Business leaders are shifting their priorities, embracing the idea of the “double bottom line”, supplanting shareholder primacy with stakeholder primacy, and committing – at least notionally – to environmental sustainability.
That’s good news, said Caroline Anstey, Senior Advisor to Sustainable Markets at the World Economic Forum. But not all of this environmental commitment is genuine. “A lot of companies are still thinking about corporate social responsibility. They’re not running it through the business and through the strategy. They’re not really putting it into their plans and my worry is that without any durable metrics, consumers and investors and others really don’t know who is sustainable and who’s doing greenwashing. My worry is that over time there will be a big scandal over this and people will become disillusioned.”
In a panel session on transforming markets, Anstey called for product labelling to give consumers a clear sense of a product’s environmental impact. “Consumers control about 60% of global GDP. They make choices every day, using their pocketbooks, their wallets,” she said. “If there’s proper labelling and disclosure – the same as food labelling, but for product production, supply chains – consumers can make that choice. But it’s very important that consumers don’t have to pay more for doing the right thing.”
Governments have a critical role to play in ensuring that green choices aren’t more expensive choices. “We have to change our system of taxation and subsidies and incentives to align with a sustainable future,” Anstey said.
The grim realities of climate change and the urgency of the situation were driven home by Allen Chastenet, Prime Minister of the Caribbean island nation of Saint Lucia. “We’re facing two things:” said Chastenet, “extinction and the environment. Unfortunately, the extinction part comes first,” he said, noting that 2018’s Hurricane Maria – the second of two hurricanes to hit the island in a month – did damage equivalent to 200% of the island nation’s GDP. Of those who survived the disaster, he said, it was self-employed farmers who tended to remain, while “teachers, doctors, nurses leave and never come back.”
“The final nail in the coffin for us is that we become now uninsurable,” he added.
Melati Wijsen, who with her sister launched a successful initiative called Bye Bye Plastic Bags six years ago, at age 12, to ban plastic bags on her native island of Bali in Indonesia, made an impassioned case during the panel for including and taking seriously the views of youth in all conversations about sustainability.
“Involve the young people. Take our ideas, as crazy as they might be. We have something to offer. We’re smart, we’re passionate and we’re motivated, and we’re ready to be part of these opening markets,” she said. “We not only expect to be heard, but we expect to be part of the decisions that are being made today.”
Feike Sijbesma, Chief Executive Officer of the Dutch company Royal DSM, echoed Anstey’s dismissal of corporate social responsibility. “CSR is out,” he said. “You do this in the mainstream of your business,” noting that this is what distinguishes a genuine commitment to sustainability from mere “greenwashing”.
Anstey noted that the classical economic theory and its assumption that people will act only in their own self-interest has fallen away as behavioural economists present data to the contrary. “They will act in the interest of their community – even if it’s not in their own self-interest,” she said.
Scepticism over motivations dies hard, however.
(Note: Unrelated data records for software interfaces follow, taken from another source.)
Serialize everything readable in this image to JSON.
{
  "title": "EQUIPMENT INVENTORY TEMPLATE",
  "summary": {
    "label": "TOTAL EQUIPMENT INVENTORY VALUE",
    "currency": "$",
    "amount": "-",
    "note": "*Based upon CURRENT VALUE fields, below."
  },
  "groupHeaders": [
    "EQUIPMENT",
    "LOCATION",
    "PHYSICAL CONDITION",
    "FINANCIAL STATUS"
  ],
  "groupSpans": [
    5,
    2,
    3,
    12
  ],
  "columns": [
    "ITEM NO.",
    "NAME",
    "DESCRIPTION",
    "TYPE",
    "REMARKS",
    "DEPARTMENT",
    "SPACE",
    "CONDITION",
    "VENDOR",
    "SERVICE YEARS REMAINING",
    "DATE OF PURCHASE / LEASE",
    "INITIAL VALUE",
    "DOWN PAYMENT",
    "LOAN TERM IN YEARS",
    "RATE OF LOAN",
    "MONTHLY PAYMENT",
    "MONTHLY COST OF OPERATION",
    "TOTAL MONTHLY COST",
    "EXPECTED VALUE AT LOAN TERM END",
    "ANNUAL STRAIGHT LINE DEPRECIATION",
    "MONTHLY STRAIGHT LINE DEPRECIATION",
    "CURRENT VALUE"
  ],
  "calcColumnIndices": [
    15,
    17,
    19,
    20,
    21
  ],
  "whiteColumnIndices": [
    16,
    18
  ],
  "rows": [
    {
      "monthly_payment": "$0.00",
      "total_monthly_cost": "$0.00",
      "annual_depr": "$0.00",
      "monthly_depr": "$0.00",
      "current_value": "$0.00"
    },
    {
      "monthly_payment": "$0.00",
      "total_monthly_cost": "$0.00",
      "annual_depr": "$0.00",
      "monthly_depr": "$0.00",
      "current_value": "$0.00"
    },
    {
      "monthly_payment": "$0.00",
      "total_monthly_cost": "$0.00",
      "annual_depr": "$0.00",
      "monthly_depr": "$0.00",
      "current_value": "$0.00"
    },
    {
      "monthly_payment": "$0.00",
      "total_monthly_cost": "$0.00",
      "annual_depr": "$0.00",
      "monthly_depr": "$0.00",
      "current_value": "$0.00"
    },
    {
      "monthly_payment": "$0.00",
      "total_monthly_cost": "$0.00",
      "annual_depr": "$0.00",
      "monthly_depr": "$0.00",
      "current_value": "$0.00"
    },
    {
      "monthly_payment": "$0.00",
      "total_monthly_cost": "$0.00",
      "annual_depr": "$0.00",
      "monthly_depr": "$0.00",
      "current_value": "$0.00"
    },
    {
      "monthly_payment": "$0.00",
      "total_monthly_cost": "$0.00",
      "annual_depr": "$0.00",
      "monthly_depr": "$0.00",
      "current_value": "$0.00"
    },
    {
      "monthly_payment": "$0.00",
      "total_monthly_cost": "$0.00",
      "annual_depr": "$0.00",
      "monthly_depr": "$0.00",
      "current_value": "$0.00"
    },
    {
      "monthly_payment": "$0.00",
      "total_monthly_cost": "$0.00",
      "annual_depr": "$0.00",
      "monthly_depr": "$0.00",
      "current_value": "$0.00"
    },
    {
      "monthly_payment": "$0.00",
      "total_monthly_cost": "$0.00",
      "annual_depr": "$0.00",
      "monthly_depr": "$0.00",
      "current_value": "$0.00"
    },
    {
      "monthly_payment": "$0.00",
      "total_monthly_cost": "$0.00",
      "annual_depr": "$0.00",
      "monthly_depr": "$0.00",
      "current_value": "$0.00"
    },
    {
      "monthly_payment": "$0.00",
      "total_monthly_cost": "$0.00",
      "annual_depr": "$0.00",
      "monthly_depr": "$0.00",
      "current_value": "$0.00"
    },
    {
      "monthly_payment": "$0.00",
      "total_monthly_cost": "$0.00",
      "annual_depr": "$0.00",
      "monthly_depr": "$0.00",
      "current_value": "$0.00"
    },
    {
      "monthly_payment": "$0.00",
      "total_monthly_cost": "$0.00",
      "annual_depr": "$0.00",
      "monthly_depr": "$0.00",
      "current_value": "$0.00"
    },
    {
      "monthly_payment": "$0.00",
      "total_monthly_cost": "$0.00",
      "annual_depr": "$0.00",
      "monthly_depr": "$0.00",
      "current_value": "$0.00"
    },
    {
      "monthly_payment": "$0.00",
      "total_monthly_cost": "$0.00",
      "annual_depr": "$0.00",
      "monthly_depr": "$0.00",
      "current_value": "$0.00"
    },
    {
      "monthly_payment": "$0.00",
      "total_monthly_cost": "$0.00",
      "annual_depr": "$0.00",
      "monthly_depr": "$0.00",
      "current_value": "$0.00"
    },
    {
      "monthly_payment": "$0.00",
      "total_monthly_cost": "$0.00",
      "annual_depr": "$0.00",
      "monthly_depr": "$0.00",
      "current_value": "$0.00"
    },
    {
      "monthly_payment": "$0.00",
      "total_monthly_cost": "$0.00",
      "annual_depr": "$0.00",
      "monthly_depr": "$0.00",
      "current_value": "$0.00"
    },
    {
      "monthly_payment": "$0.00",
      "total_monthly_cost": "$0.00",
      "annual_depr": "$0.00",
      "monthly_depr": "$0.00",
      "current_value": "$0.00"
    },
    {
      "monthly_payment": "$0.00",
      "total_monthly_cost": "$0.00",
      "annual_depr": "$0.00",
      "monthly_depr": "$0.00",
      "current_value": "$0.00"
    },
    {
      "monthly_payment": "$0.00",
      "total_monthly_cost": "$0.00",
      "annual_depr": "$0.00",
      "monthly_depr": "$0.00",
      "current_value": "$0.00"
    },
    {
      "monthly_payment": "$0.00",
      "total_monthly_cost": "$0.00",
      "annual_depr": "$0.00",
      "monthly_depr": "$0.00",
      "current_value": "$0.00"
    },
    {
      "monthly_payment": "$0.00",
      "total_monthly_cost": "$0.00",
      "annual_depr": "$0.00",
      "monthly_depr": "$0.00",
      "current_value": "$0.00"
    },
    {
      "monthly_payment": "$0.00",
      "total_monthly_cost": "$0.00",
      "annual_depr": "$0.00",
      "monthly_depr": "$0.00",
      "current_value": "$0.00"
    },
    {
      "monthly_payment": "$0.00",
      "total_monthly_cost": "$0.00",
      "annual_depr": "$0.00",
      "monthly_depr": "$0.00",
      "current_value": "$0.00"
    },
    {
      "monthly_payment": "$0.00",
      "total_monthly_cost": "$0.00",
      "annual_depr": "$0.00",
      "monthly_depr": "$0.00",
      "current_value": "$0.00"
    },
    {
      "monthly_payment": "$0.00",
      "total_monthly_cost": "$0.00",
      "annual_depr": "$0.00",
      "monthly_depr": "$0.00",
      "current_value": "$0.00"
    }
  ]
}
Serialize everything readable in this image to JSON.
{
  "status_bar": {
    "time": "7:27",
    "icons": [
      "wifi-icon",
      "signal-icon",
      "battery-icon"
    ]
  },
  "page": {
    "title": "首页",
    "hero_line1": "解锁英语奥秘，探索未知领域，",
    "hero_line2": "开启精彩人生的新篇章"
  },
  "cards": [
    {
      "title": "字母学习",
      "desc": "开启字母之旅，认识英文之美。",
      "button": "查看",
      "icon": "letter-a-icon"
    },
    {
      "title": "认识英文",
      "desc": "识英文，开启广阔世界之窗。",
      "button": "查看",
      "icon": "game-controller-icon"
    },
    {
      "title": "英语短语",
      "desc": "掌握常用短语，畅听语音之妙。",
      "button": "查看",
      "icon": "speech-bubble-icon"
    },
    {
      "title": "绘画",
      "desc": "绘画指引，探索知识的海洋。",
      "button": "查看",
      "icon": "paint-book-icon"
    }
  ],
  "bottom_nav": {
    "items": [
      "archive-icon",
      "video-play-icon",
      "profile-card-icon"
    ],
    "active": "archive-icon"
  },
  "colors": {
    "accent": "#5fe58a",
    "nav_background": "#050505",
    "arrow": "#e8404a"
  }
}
A Twitter poll put out on Monday from the World Economic Forum asking whether respondents believed business leaders when they say they want to be more sustainable found that 55% of respondents said no, with only 23% answering in the affirmative and 22% saying they weren’t sure.
“This is a devastating score,” Sijbesma said. Noting that people working for social good are now termed “social entrepreneurs”, he added: “I think all entrepreneurs, all business leaders, should be social entrepreneurs. You should go to jail if you are not a social entrepreneur.”
In a video message delivered at the end of the panel, His Royal Highness Prince Charles announced the creation of the Sustainable Markets Council in partnership with the World Economic Forum. The council will explore creative solutions, model sustainable leadership and champion sustainable markets at a global scale.